=== Entries shown ===
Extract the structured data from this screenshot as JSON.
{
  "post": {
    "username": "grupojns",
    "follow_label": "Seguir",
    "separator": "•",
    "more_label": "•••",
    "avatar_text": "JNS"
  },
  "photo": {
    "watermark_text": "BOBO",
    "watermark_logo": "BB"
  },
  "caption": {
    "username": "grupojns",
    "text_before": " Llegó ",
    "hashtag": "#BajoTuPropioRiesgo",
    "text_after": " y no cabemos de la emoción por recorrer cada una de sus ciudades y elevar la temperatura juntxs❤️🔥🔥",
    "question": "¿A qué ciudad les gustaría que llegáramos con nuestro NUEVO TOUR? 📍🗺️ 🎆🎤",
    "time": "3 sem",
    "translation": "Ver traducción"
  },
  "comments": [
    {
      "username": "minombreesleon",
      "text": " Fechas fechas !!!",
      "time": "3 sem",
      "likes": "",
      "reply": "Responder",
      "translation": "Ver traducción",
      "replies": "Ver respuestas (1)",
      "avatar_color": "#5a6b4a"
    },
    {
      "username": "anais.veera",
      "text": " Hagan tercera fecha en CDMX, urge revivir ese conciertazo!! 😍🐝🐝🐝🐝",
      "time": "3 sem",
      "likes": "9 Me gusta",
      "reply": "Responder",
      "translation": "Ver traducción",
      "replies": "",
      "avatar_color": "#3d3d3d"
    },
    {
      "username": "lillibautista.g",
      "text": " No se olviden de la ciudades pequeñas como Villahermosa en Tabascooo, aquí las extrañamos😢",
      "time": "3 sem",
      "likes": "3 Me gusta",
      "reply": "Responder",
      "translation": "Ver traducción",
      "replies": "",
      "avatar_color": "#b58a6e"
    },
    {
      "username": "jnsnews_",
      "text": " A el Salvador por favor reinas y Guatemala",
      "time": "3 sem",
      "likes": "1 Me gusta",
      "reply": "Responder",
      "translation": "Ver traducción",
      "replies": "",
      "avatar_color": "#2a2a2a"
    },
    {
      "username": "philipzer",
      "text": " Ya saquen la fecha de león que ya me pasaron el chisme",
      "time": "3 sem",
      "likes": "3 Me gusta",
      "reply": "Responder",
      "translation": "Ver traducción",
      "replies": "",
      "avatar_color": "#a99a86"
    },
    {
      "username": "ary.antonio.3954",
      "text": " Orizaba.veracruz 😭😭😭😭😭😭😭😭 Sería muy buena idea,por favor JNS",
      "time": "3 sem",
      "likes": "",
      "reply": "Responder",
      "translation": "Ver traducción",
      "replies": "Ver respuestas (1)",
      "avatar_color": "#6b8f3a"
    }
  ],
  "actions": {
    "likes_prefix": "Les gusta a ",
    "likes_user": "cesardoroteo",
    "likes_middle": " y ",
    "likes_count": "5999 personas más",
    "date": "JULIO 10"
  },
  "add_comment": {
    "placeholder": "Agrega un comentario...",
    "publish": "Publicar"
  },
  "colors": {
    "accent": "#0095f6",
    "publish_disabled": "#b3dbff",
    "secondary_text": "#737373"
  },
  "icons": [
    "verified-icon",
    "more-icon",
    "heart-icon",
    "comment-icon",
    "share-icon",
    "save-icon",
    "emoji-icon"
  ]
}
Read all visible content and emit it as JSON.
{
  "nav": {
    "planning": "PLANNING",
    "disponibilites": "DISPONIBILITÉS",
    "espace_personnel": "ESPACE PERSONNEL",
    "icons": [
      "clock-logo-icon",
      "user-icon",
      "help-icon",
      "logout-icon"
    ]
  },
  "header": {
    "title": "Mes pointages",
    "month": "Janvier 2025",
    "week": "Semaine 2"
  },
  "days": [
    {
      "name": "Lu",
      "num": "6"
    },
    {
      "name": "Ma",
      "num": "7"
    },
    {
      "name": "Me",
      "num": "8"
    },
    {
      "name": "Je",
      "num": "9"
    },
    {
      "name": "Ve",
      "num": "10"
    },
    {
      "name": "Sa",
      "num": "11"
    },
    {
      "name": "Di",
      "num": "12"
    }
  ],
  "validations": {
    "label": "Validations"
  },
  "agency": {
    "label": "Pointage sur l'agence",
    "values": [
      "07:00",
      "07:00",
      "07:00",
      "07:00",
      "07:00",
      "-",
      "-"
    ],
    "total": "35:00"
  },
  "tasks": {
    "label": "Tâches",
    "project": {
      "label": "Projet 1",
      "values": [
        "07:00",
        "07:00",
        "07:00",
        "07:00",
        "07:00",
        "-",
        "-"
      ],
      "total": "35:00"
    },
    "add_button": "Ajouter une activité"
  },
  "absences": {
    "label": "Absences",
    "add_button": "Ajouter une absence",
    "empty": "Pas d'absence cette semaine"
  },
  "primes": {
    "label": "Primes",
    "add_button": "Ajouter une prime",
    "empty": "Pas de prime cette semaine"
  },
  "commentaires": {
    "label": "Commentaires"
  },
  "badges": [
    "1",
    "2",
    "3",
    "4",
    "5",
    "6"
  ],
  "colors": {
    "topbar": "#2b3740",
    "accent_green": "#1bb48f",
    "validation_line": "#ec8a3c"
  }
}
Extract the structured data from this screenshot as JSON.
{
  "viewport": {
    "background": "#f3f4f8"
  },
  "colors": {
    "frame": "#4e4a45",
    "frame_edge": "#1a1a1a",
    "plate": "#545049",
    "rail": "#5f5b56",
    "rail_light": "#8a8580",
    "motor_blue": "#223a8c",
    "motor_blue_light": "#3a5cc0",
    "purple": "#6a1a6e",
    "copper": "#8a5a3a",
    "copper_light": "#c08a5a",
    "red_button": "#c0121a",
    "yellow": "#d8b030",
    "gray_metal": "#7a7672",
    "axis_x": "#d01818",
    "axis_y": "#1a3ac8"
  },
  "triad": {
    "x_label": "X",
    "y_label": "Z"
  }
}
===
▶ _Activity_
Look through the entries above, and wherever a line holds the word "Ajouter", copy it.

▶ _Completed task_
    "add_button": "Ajouter une activité"
    "add_button": "Ajouter une absence",
    "add_button": "Ajouter une prime",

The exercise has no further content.